- Disengage the spark plug. This is to ensure it doesn’t accidentally come on while it’s in transit. Even without gas, the residue in the carburetor can still be enough to get it working. The risk of this happening with lawn mowers that have a starter cord only is minimal, but it’s a good idea to avoid any risks.
- Move the mower and parts to the moving truck. You’ll need a ramp to move the lawn mower onto the truck. Some push mower models can be lifted without a ramp if you have some help, but don’t attempt to force the process as you’d risk bodily injuries and damage to the mower.
- Secure the mower. A moving blanket and some tape are enough to secure a push mower in the back of a van. For riding mowers, you’ll need to use tie-down straps to hold it in place.
If your John Deere mower doesn’t work, you could get it working again in no time with some but of troubleshooting. We have looked at some of the most common complaints above. If you are dealing with one of these problems, follow the solutions recommended to resolve the problem.
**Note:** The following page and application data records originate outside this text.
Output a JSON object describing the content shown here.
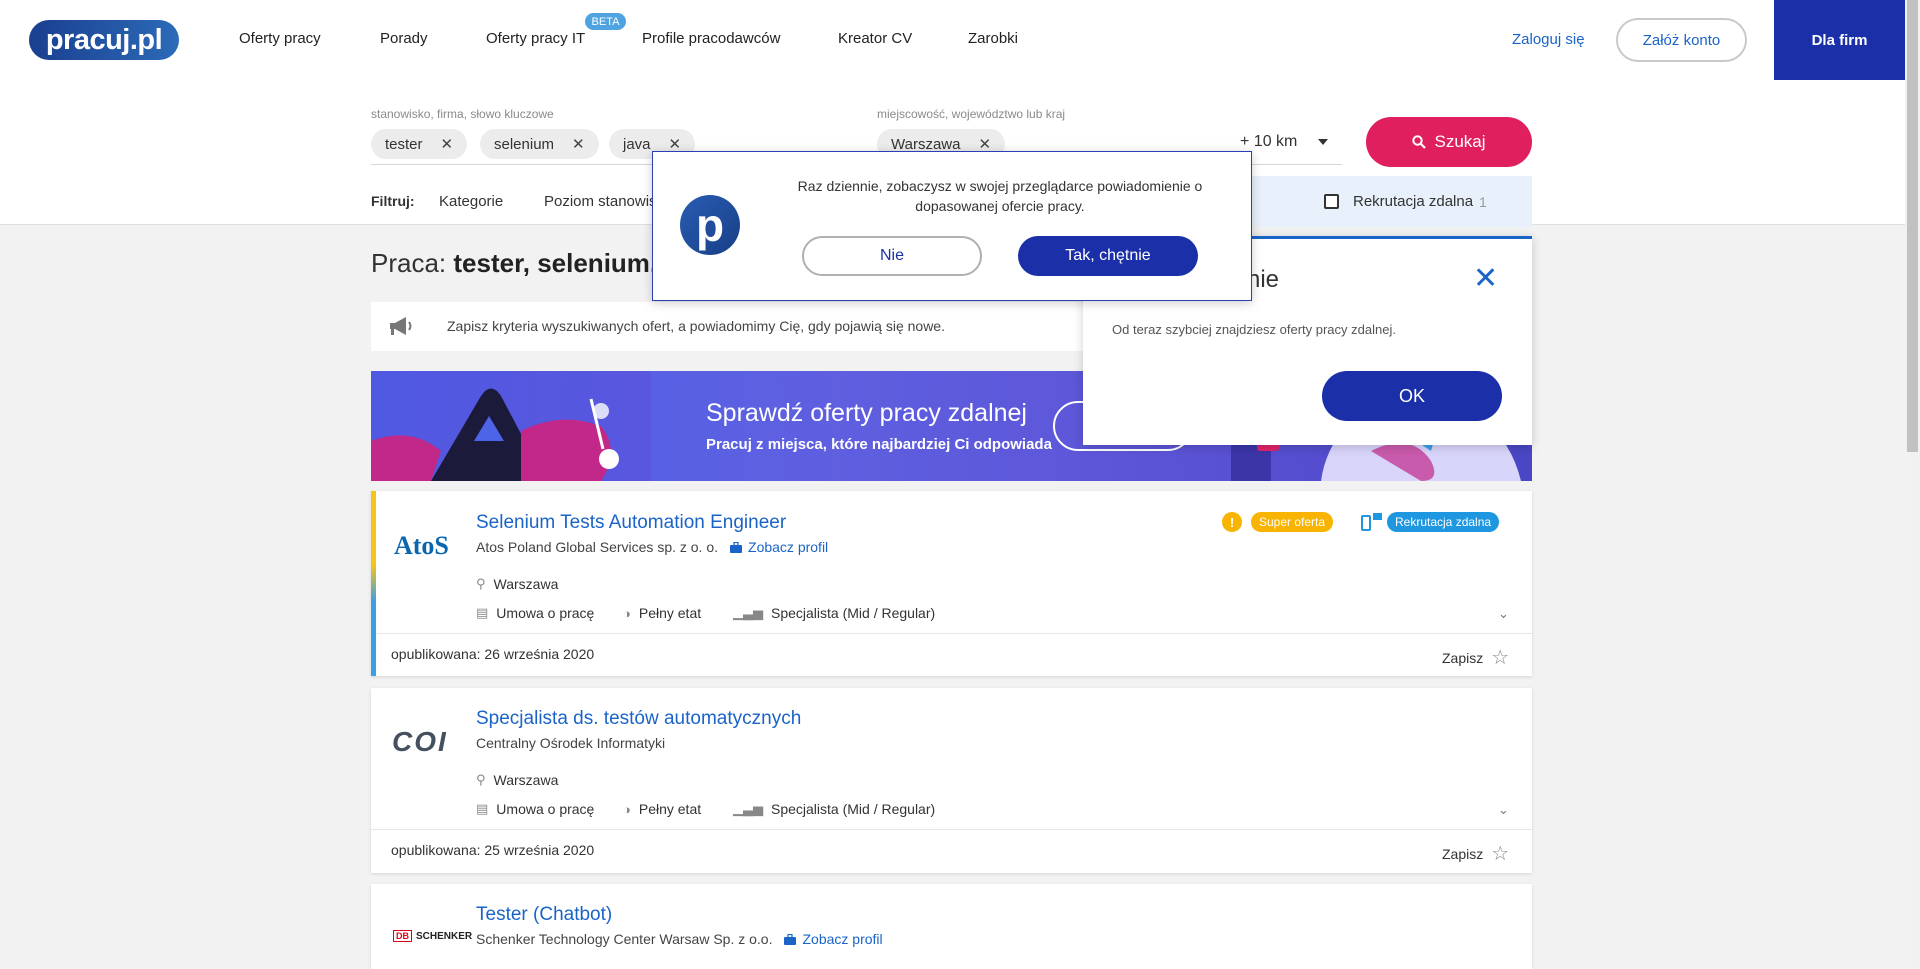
{
  "header": {
    "logo": "pracuj.pl",
    "nav": [
      "Oferty pracy",
      "Porady",
      "Oferty pracy IT",
      "Profile pracodawców",
      "Kreator CV",
      "Zarobki"
    ],
    "beta_badge": "BETA",
    "login": "Zaloguj się",
    "register": "Załóż konto",
    "for_companies": "Dla firm"
  },
  "search": {
    "keyword_label": "stanowisko, firma, słowo kluczowe",
    "keywords": [
      "tester",
      "selenium",
      "java"
    ],
    "location_label": "miejscowość, województwo lub kraj",
    "location": "Warszawa",
    "radius": "+ 10 km",
    "button": "Szukaj"
  },
  "filters": {
    "label": "Filtruj:",
    "items": [
      "Kategorie",
      "Poziom stanowiska"
    ],
    "hidden_count": "1",
    "remote_label": "Rekrutacja zdalna",
    "remote_count": "1"
  },
  "page_title": {
    "prefix": "Praca: ",
    "query": "tester, selenium, java"
  },
  "save_search": {
    "text": "Zapisz kryteria wyszukiwanych ofert, a powiadomimy Cię, gdy pojawią się nowe."
  },
  "banner": {
    "title": "Sprawdź oferty pracy zdalnej",
    "subtitle": "Pracuj z miejsca, które najbardziej Ci odpowiada"
  },
  "jobs": [
    {
      "logo": "AtoS",
      "title": "Selenium Tests Automation Engineer",
      "company": "Atos Poland Global Services sp. z o. o.",
      "profile_link": "Zobacz profil",
      "location": "Warszawa",
      "contract": "Umowa o pracę",
      "time": "Pełny etat",
      "level": "Specjalista (Mid / Regular)",
      "published": "opublikowana: 26 września 2020",
      "save": "Zapisz",
      "badge_super": "Super oferta",
      "badge_remote": "Rekrutacja zdalna"
    },
    {
      "logo": "COI",
      "title": "Specjalista ds. testów automatycznych",
      "company": "Centralny Ośrodek Informatyki",
      "location": "Warszawa",
      "contract": "Umowa o pracę",
      "time": "Pełny etat",
      "level": "Specjalista (Mid / Regular)",
      "published": "opublikowana: 25 września 2020",
      "save": "Zapisz"
    },
    {
      "logo": "DB SCHENKER",
      "title": "Tester (Chatbot)",
      "company": "Schenker Technology Center Warsaw Sp. z o.o.",
      "profile_link": "Zobacz profil"
    }
  ],
  "remote_dialog": {
    "title_fragment": "nie",
    "body": "Od teraz szybciej znajdziesz oferty pracy zdalnej.",
    "ok": "OK"
  },
  "push_modal": {
    "text": "Raz dziennie, zobaczysz w swojej przeglądarce powiadomienie o dopasowanej ofercie pracy.",
    "no": "Nie",
    "yes": "Tak, chętnie"
  }
}
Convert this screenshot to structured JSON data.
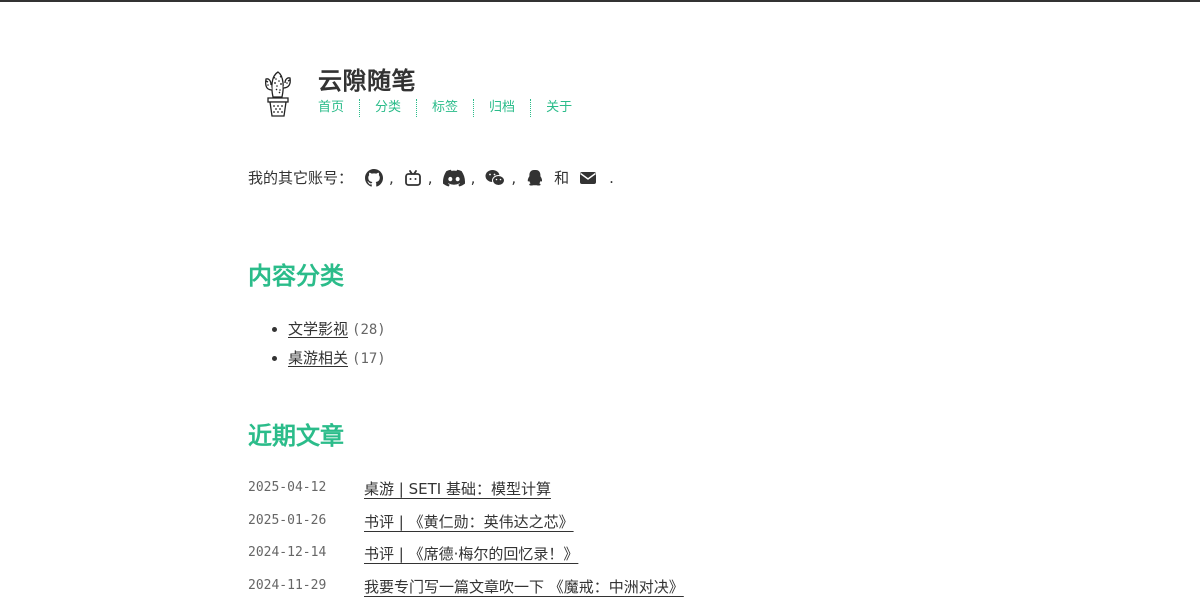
{
  "site": {
    "title": "云隙随笔",
    "nav": [
      "首页",
      "分类",
      "标签",
      "归档",
      "关于"
    ]
  },
  "accounts": {
    "prefix": "我的其它账号：",
    "sep": ",",
    "and": "和",
    "end": ".",
    "icons": [
      "github-icon",
      "bilibili-icon",
      "discord-icon",
      "wechat-icon",
      "qq-icon",
      "email-icon"
    ]
  },
  "categories": {
    "heading": "内容分类",
    "items": [
      {
        "name": "文学影视",
        "count": "(28)"
      },
      {
        "name": "桌游相关",
        "count": "(17)"
      }
    ]
  },
  "recent": {
    "heading": "近期文章",
    "posts": [
      {
        "date": "2025-04-12",
        "title": "桌游 | SETI 基础：模型计算"
      },
      {
        "date": "2025-01-26",
        "title": "书评 | 《黄仁勋：英伟达之芯》"
      },
      {
        "date": "2024-12-14",
        "title": "书评 | 《席德·梅尔的回忆录！》"
      },
      {
        "date": "2024-11-29",
        "title": "我要专门写一篇文章吹一下 《魔戒：中洲对决》"
      }
    ]
  },
  "colors": {
    "accent": "#2bbc8a",
    "text": "#333333"
  }
}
If you are unsure about completing the troubleshooting on your own, you can enlist the help of a technician who has experience working with John Deere mowers. They could charge up to $100 to resolve issues like clogged air or fuel filter, but it is a better option than risking more damage to the machine by going the DIY route.